Head even farther east, and you’ll find Longmont’s newest brewery, Outworld Brewing, located at 1725 Vista View Drive.

They opened their doors on Feb. 28, 2020, and plan to showcase Belgian and Bavarian styles, with a few juicy IPAs and Mexican lagers tossed in for good measure.

•  •  •  •

History may not repeat itself, but it does rhyme. Spend some time dining and drinking at Collision, and you’ll find whiffs of Oskar Blue’s first restaurant. Wibby’s passion for lagers in an industry of ale matches Wallace’s disgust for monochromatic beer. The Boldts mirror Steve and Leslie Kaczeus, and vice versa. As national beer sales slow and stall, only time will dictate which local brewery will survive the next shakeout and which will not. And which will experience the rocket ride of growth the way Left Hand and Oskar Blues did.

One thing is certain: Longmont brewers need not play second fiddle to their neighboring brethren. They never did in the first place.

“There’s now 11 breweries operating in Longmont? There was zero when we came here,” Wallace from Left Hand says. “We started the first one, and we helped our friends start the second one. … Now there’s a bunch.

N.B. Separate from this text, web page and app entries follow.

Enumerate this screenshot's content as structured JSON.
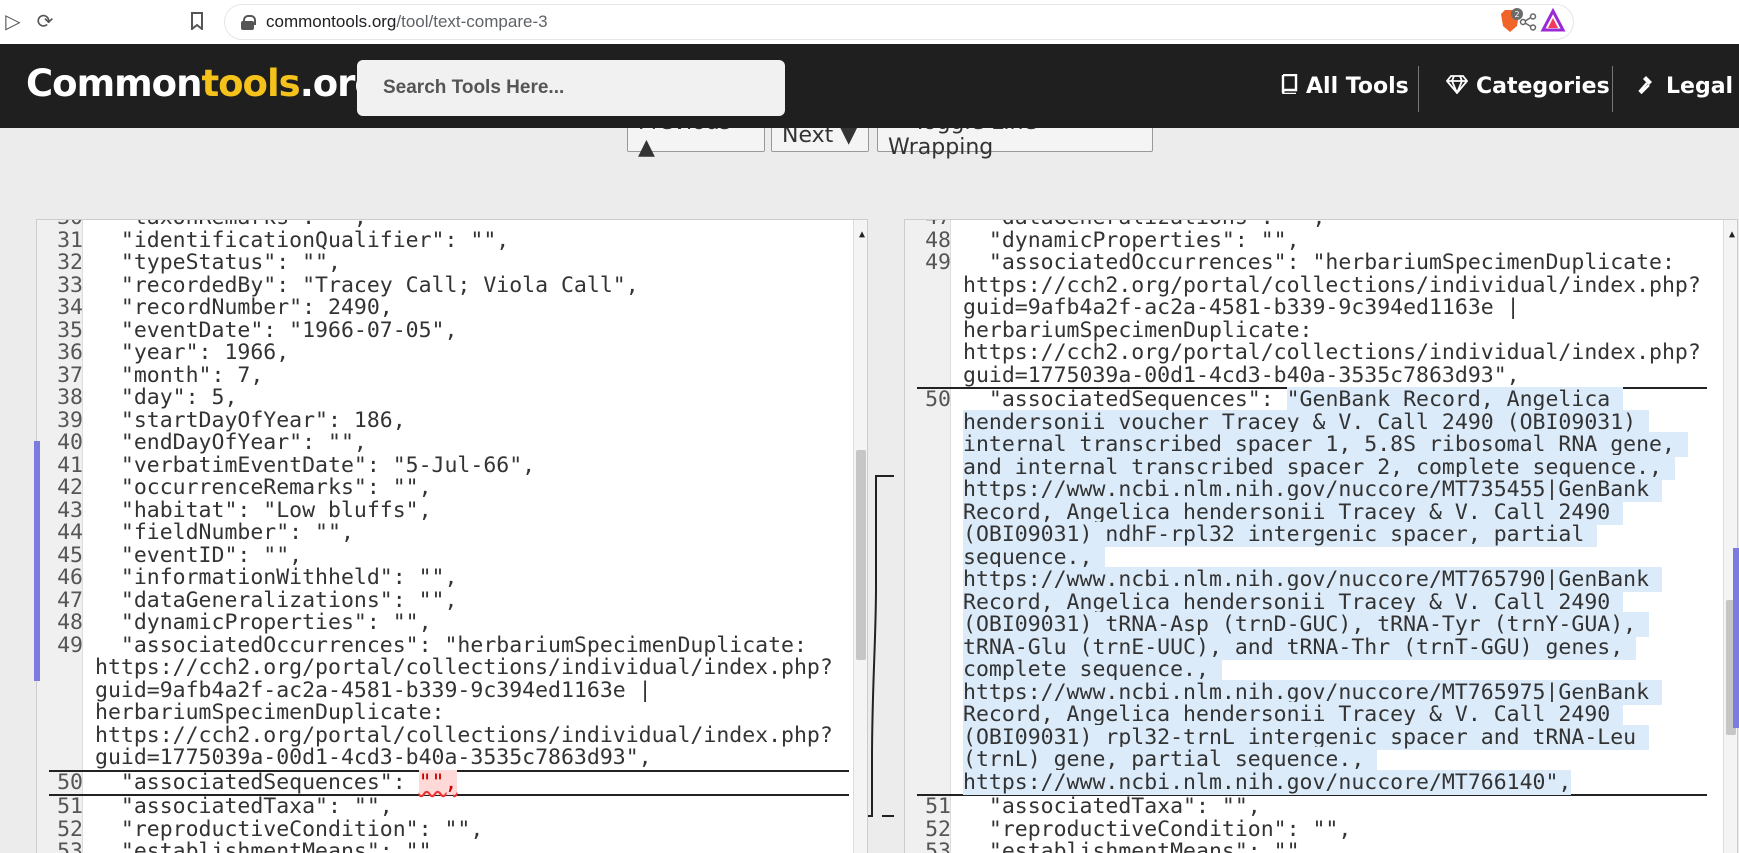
{
  "browser": {
    "url_host": "commontools.org",
    "url_path": "/tool/text-compare-3"
  },
  "header": {
    "logo_part1": "Common",
    "logo_part2": "tools",
    "logo_part3": ".org",
    "search_placeholder": "Search Tools Here...",
    "nav": {
      "all_tools": "All Tools",
      "categories": "Categories",
      "legal": "Legal"
    }
  },
  "toolbar": {
    "previous": "Previous ▲",
    "next": "Next ▼",
    "toggle_wrap": "↩ Toggle Line Wrapping"
  },
  "left_pane": {
    "lines": [
      {
        "n": "30",
        "t": "  \"taxonRemarks\": \"\","
      },
      {
        "n": "31",
        "t": "  \"identificationQualifier\": \"\","
      },
      {
        "n": "32",
        "t": "  \"typeStatus\": \"\","
      },
      {
        "n": "33",
        "t": "  \"recordedBy\": \"Tracey Call; Viola Call\","
      },
      {
        "n": "34",
        "t": "  \"recordNumber\": 2490,"
      },
      {
        "n": "35",
        "t": "  \"eventDate\": \"1966-07-05\","
      },
      {
        "n": "36",
        "t": "  \"year\": 1966,"
      },
      {
        "n": "37",
        "t": "  \"month\": 7,"
      },
      {
        "n": "38",
        "t": "  \"day\": 5,"
      },
      {
        "n": "39",
        "t": "  \"startDayOfYear\": 186,"
      },
      {
        "n": "40",
        "t": "  \"endDayOfYear\": \"\","
      },
      {
        "n": "41",
        "t": "  \"verbatimEventDate\": \"5-Jul-66\","
      },
      {
        "n": "42",
        "t": "  \"occurrenceRemarks\": \"\","
      },
      {
        "n": "43",
        "t": "  \"habitat\": \"Low bluffs\","
      },
      {
        "n": "44",
        "t": "  \"fieldNumber\": \"\","
      },
      {
        "n": "45",
        "t": "  \"eventID\": \"\","
      },
      {
        "n": "46",
        "t": "  \"informationWithheld\": \"\","
      },
      {
        "n": "47",
        "t": "  \"dataGeneralizations\": \"\","
      },
      {
        "n": "48",
        "t": "  \"dynamicProperties\": \"\","
      },
      {
        "n": "49",
        "t": "  \"associatedOccurrences\": \"herbariumSpecimenDuplicate: https://cch2.org/portal/collections/individual/index.php?guid=9afb4a2f-ac2a-4581-b339-9c394ed1163e | herbariumSpecimenDuplicate: https://cch2.org/portal/collections/individual/index.php?guid=1775039a-00d1-4cd3-b40a-3535c7863d93\","
      }
    ],
    "changed_line": {
      "n": "50",
      "prefix": "  \"associatedSequences\": ",
      "removed": "\"\","
    },
    "after_lines": [
      {
        "n": "51",
        "t": "  \"associatedTaxa\": \"\","
      },
      {
        "n": "52",
        "t": "  \"reproductiveCondition\": \"\","
      },
      {
        "n": "53",
        "t": "  \"establishmentMeans\": \"\","
      }
    ]
  },
  "right_pane": {
    "lines": [
      {
        "n": "47",
        "t": "  \"dataGeneralizations\": \"\","
      },
      {
        "n": "48",
        "t": "  \"dynamicProperties\": \"\","
      },
      {
        "n": "49",
        "t": "  \"associatedOccurrences\": \"herbariumSpecimenDuplicate: https://cch2.org/portal/collections/individual/index.php?guid=9afb4a2f-ac2a-4581-b339-9c394ed1163e | herbariumSpecimenDuplicate: https://cch2.org/portal/collections/individual/index.php?guid=1775039a-00d1-4cd3-b40a-3535c7863d93\","
      }
    ],
    "changed_line": {
      "n": "50",
      "prefix": "  \"associatedSequences\": ",
      "added": "\"GenBank Record, Angelica hendersonii voucher Tracey & V. Call 2490 (OBI09031) internal transcribed spacer 1, 5.8S ribosomal RNA gene, and internal transcribed spacer 2, complete sequence., https://www.ncbi.nlm.nih.gov/nuccore/MT735455|GenBank Record, Angelica hendersonii Tracey & V. Call 2490 (OBI09031) ndhF-rpl32 intergenic spacer, partial sequence., https://www.ncbi.nlm.nih.gov/nuccore/MT765790|GenBank Record, Angelica hendersonii Tracey & V. Call 2490 (OBI09031) tRNA-Asp (trnD-GUC), tRNA-Tyr (trnY-GUA), tRNA-Glu (trnE-UUC), and tRNA-Thr (trnT-GGU) genes, complete sequence., https://www.ncbi.nlm.nih.gov/nuccore/MT765975|GenBank Record, Angelica hendersonii Tracey & V. Call 2490 (OBI09031) rpl32-trnL intergenic spacer and tRNA-Leu (trnL) gene, partial sequence., https://www.ncbi.nlm.nih.gov/nuccore/MT766140\","
    },
    "after_lines": [
      {
        "n": "51",
        "t": "  \"associatedTaxa\": \"\","
      },
      {
        "n": "52",
        "t": "  \"reproductiveCondition\": \"\","
      },
      {
        "n": "53",
        "t": "  \"establishmentMeans\": \"\","
      }
    ]
  },
  "colors": {
    "header_bg": "#1f1f1f",
    "logo_accent": "#f4c21b",
    "added_highlight": "#dcebfa",
    "removed_highlight": "#ffd8d8",
    "change_marker": "#7b7be0"
  }
}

“And look what that does to the fabric of the community. All of us are little nodules of community building, linked together. Now people want to live in Longmont. Longmont was always kind of a cow town, and a bit of a butt of a joke,” he continues. “Longmont had an inferiority complex, and I was always confounded by it.”

The days of inferiority complexes are over. In Longmont, the best beer may still be yet to come.